The game also still fails spectacularly at working properly when too many players happen to be close to an attractive spawn area at the same time. This wouldn't be a problem if Pokemon GO didn't lean so heavily on its social component, and if one of the more popular ways of playing wasn't taking a Pokemon walk in a large nearby park. You know, where you can usually find a lot of other players. Did Niantic anticipate this problem? They probably did. But it didn't matter, because money.
As the Pokemon GO phenomenon becomes clearer with the passage of time one thing is starting to become incredibly hard to ignore. The Pokemon Company and Niantic have set up a means of monetisation, pay-wall included, a long time before they bothered to address any of the questions above in a meaningful manner.
Talking about things like people trespassing, getting run over or mugged while playing the game, and other similarly unpleasant topics is still beyond the ability of the two companies, other than appealing to personal responsibility and slapping on a warning/disclaimer message. These are issues that a company should be ready to face with a bit more than the minimal necessary amount of planning, if that company is aiming to venture into unexplored territory with the design of their game. Even a lot of those above mentioned warning messages were quite rudimentary on launch. This could and should have been handled a lot better than it was.
There are many more questions that Niantic and the Pokemon Company haven't thought through quite enough before the game launched. What is troubling are the latter, microtransactive intricacies that they did manage to address, while ignoring the former ones, which are actually more important for the end users and their overall experience with the product.
All of this may or may not shed a new light for you on where the developers priorities were while getting one of the most talked about and popular games in recent memory out to market.

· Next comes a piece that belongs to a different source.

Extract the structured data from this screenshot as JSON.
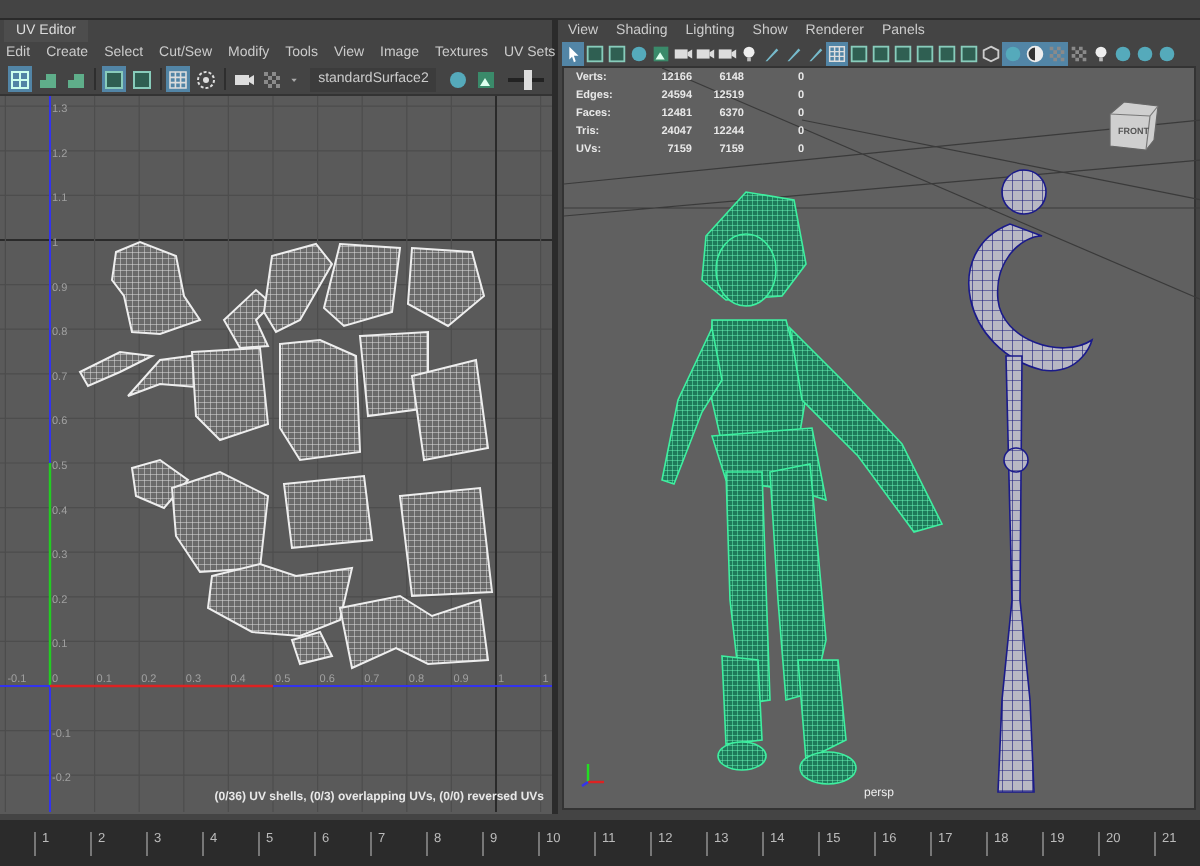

At this point, throwing money at the game is, as it always was - entirely your decision, but remember that Niantic have added more cosmetics to the game before they bothered to implement raids, and that while all of that happened, neither them or The Pokemon Company were hurting for cash .
Remember that and consider what the odds of seeing Pokemon trading and trainer battles implemented before another three or four batches of hats really are. Consider the message you are sending to the two companies, both worth billions, by paying them money for a product that is only 10 per cent of what it's supposed to be. Remember that the bottom line is higher on their list of priorities than the quality of the game provided to the people who keep the numbers below that bottom line from turning red.